If you’re going outside, you may also want to use extra protection, such as a broad-spectrum sunscreen. “We definitely encourage using sunscreen with SPF 30 or higher on the face on a regular basis,” she says. “After using topical medicated products, and after that any type of moisturizer, it would be applying sunscreen.”
Without following these steps, your skin may become cakey after applying makeup to dry, flaky skin.
In order not to irritate psoriasis, it is best to stick to light and simple makeup. For foundation, you’ll want to start with a sheer base and then go back to building over the psoriasis-affected areas. Polish the edges at the base until well blended. You can do this with your fingers, a makeup sponge, or a foundation brush.
You may not need to use a concealer if you are able to build your foundation to your preferred coverage. But if you want to use a concealer, use a matte option. Apply it to your skin and allow it for one minute to thicken before blending it.
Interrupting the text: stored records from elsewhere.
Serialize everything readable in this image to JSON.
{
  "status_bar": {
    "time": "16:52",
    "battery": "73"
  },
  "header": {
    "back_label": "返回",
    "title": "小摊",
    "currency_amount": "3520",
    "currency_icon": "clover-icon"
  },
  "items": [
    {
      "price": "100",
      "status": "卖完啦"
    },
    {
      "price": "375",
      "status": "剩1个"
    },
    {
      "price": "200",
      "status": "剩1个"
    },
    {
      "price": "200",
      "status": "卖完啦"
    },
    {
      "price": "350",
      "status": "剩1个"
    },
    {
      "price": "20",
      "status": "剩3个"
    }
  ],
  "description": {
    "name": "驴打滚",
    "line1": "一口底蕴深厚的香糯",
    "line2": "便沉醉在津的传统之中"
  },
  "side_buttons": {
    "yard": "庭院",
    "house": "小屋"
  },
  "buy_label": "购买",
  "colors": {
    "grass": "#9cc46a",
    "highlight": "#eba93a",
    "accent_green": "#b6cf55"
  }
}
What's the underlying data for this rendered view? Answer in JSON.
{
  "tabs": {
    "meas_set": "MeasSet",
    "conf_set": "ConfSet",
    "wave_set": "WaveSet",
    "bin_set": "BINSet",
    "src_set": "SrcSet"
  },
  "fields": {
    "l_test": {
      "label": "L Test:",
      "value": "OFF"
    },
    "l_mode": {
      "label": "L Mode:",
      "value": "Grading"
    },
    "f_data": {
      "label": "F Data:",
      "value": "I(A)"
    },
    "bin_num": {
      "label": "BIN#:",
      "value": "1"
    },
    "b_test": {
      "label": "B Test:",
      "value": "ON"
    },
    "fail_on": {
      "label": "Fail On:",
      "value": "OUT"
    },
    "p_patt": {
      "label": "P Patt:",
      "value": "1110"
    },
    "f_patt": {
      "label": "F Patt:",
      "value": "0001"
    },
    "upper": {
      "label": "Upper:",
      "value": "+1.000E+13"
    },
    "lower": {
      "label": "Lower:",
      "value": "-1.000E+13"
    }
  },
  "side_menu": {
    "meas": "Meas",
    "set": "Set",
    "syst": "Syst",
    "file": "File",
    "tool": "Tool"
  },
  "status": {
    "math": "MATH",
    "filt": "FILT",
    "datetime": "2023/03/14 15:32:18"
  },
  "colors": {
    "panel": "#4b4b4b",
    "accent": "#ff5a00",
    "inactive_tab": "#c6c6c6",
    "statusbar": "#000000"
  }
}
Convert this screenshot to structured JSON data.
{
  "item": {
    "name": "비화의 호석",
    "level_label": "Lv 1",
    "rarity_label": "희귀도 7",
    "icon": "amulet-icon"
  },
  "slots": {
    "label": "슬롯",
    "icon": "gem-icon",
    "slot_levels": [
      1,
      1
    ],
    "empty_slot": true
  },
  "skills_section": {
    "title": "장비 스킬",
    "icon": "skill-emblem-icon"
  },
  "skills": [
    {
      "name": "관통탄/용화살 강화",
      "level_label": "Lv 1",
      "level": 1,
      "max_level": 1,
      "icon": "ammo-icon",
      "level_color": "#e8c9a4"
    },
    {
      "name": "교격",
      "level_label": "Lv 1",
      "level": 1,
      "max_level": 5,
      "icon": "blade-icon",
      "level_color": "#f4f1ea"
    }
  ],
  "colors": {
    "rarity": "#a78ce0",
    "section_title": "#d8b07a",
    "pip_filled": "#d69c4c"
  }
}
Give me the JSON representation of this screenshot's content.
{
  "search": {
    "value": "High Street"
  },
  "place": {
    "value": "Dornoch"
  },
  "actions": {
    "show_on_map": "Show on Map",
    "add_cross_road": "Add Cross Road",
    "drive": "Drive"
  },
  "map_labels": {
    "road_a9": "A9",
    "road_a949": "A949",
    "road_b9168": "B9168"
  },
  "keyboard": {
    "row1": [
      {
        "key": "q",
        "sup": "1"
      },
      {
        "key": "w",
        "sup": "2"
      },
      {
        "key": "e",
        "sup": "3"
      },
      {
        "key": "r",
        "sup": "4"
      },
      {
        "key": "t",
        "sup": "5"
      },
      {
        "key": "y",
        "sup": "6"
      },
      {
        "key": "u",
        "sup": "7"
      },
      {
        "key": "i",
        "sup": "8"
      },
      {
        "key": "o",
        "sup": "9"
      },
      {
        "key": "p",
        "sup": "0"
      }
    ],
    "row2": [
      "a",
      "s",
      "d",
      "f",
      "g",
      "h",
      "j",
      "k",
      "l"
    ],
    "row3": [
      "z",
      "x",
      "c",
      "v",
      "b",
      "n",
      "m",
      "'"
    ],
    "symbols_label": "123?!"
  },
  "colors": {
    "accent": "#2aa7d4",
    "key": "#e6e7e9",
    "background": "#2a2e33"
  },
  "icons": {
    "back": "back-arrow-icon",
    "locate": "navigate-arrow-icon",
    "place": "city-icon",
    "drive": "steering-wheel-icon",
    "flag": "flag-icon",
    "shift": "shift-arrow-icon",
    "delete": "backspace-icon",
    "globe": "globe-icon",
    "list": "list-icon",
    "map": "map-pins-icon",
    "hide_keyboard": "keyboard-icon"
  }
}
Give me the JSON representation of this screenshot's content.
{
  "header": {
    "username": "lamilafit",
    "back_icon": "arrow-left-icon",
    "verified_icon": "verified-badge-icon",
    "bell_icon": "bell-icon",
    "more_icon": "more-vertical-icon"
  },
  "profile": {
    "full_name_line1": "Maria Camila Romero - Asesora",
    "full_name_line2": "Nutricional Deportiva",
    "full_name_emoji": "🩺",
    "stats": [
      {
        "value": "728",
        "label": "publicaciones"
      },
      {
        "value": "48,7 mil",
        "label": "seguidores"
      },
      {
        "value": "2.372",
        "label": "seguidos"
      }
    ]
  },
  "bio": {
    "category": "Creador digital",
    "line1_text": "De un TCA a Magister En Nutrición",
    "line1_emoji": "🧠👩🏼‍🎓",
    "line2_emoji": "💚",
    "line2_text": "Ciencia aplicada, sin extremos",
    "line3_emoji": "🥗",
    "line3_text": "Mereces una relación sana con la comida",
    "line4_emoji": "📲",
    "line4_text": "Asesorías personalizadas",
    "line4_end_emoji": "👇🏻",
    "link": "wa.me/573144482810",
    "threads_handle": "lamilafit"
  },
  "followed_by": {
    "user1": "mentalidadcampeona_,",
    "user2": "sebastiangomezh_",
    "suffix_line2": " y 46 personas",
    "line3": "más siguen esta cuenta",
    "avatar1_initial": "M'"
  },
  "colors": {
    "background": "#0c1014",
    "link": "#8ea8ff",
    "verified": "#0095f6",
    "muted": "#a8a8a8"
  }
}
Using other products like mascara, eyeliner, eye shadow, and other types of makeup mostly depends on your preference. “It is not unsafe. It’s not likely to exacerbate psoriasis or spread psoriasis, Wentworth says. “However, when you have an active area of psoriasis, any type of product that was not intentionally used as a medication, can irritate the skin in that location and make the psoriasis look more prominent.”
It is wise to test the products first. Everyone’s skin will look different with makeup. Psoriasis may react well when using eye shadow. But someone else’s psoriasis may appear more fragile after using a particular product.
Wentworth suggests trying products before any major plans. “If you are getting married in a month and want to experiment with (a type of makeup), try it on before to see what works for you, your skin type and undertones. Then you will know what is best to choose on that day if you have active engagement areas.”
Be careful when you take off your makeup. “Extract with an unscented white bar of soap to create a foamy wash for your hands,” says Wentworth. “Gently massage it all over the face…then gently rinse it off. Then use a micellar-based makeup remover or facial cleanser to remove any leftover makeup that’s still there.”